That’s the wisdom that comes from hindsight. Now, if you are already pinned down by the market turmoil, Marvin’s advice is to exhaust all other means to pay for tuition and other educational expenses, like getting subsidized student loans from schools, selling other assets like properties and earn additional income, paying monthly rather than annual installments.
“The worst time to sell is when the market is down. And that is now. If you have other means to get money for college education, do not sell your losing investments. Wait for them to recover,” he says.
Marvin expects the market to recover in two to three years. By then, he believes investments in equities, bonds and pooled funds to redeem their reputation.
“Attack your goals depending on the time frame when you need your money. If it’s a short-term need, put it in a money market fund in the biggest banks, so that even if the bank closes, the fund will still be there,” Marvin says.
(For more personal finance articles, visit MoneySmarts at http://blogs.inquirer.net/moneysmarts.)
MANILA, Philippines — The Dangerous Drugs Board (DDB) has released “clarificatory guidelines” on random drug tests to “allay public apprehension and clear alleged human rights violations” over tests the government will conduct in schools across the country, DDB chairman Vicente “Tito” Sotto III said on Monday.
The tests, originally scheduled to begin Monday, have been postponed to Wednesday.
In a statement, Sotto stressed that random drug testing is “preventive rather than punitive” in nature and are aimed at preventing illegal drug use among students and rehabilitating those found to be drug users.
The DDB guidelines lay down the objectives of the drug testing and how this will be conducted, as well as the different ways students found to be drug users will be treated.

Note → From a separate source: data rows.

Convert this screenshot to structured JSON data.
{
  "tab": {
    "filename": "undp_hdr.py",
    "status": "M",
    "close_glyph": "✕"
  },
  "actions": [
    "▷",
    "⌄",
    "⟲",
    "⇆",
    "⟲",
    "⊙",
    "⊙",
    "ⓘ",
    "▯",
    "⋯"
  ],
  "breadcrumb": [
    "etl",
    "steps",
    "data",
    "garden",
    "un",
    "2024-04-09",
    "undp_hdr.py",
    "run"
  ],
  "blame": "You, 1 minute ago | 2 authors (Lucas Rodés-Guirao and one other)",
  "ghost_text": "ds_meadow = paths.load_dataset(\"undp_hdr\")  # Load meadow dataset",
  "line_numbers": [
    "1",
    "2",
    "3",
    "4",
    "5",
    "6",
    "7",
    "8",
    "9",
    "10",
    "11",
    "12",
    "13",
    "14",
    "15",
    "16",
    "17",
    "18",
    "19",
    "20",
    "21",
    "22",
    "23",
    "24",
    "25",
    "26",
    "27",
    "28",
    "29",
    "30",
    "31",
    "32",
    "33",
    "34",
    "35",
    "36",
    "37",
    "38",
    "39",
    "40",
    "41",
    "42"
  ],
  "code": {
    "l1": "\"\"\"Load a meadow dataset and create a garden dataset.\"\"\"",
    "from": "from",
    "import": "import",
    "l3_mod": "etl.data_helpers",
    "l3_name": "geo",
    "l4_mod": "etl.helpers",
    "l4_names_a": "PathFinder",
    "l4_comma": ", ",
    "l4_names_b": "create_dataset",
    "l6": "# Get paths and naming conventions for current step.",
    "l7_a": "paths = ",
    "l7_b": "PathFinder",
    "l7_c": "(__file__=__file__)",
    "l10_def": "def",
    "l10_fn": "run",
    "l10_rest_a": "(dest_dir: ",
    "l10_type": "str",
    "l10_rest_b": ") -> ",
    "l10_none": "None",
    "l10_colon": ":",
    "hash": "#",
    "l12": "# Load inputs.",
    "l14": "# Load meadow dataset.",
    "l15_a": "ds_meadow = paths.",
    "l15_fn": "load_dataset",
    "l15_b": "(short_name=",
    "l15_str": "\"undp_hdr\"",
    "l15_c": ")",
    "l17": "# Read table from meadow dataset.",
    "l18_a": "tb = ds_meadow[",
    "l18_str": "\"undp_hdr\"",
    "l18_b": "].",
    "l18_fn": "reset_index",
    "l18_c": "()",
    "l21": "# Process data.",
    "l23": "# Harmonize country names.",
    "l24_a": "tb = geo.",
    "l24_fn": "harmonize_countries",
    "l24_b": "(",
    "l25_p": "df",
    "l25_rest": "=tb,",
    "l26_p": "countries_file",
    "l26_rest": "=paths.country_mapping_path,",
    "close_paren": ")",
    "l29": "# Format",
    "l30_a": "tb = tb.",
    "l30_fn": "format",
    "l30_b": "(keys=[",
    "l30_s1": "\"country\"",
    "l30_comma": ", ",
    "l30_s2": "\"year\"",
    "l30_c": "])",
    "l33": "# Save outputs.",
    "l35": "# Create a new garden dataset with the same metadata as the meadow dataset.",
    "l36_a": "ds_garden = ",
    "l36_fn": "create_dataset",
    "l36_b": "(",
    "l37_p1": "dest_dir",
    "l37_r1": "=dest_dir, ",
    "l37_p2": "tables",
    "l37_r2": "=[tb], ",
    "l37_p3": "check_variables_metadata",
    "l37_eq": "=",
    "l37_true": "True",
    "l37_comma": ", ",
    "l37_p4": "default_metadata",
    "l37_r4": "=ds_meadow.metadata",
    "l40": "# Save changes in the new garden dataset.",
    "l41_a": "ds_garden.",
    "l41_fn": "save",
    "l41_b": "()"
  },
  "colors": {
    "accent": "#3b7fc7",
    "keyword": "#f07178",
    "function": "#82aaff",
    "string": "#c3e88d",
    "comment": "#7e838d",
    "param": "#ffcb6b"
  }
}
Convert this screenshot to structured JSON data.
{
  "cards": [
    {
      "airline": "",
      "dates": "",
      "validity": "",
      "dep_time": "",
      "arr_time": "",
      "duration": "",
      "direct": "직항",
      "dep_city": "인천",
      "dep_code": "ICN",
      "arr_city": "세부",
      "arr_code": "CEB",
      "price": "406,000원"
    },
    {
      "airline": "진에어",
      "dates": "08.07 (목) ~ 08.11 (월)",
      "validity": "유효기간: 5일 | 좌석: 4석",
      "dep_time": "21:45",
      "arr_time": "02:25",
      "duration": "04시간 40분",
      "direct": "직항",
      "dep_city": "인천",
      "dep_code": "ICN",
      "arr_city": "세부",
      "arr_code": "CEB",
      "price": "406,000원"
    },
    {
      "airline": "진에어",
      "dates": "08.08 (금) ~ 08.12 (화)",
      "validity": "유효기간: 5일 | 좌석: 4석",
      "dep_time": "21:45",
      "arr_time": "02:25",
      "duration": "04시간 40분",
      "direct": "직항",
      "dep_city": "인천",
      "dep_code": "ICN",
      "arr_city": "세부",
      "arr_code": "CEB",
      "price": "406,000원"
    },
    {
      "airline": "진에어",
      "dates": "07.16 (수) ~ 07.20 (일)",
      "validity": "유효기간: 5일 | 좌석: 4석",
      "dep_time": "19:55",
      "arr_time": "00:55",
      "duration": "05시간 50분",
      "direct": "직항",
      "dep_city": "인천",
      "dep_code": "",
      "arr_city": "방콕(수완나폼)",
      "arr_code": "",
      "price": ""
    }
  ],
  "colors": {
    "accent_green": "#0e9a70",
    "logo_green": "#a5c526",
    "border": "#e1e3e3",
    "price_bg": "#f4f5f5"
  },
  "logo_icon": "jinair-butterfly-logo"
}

“Random drug testing for students is considered by the government as entirely a ‘health’ issue and aims to provide services, to those who will be tested positive for dangerous drug/ use that will help the student stop further use and abuse of the substance,” the guidelines said.
“The drug testing program and results of testing shall guarantee the personal privacy and dignity of the students and shall not be used in any criminal proceedings,” the document added.
Sotto emphasized that the results of the drug tests will be confidential.
Also, he said, a “first time positive confirmatory drug test result shall not be a ground for expulsion or any disciplinary action against the student.”
But for drug dependents, “the school may impose the appropriate sanctions against the student as provided for in the school’s Student Handbook and the Manual of Regulations for Private Schools,” and allow re-enrollment after rehabilitation, Sotto said.
Students who test positive will be required to undergo three months of counseling, in coordinating with parents, by a Department of Health-accredited facility.
The government expects to conduct random drug tests in all 8,455 secondary and 1,726 tertiary schools nationwide.
Vocational school students and tertiary level faculty members will also undergo the random tests.
Results of random tests in 2007 showed that 39 students, or 0.5 percent of those tested, were positive for illegal drug use.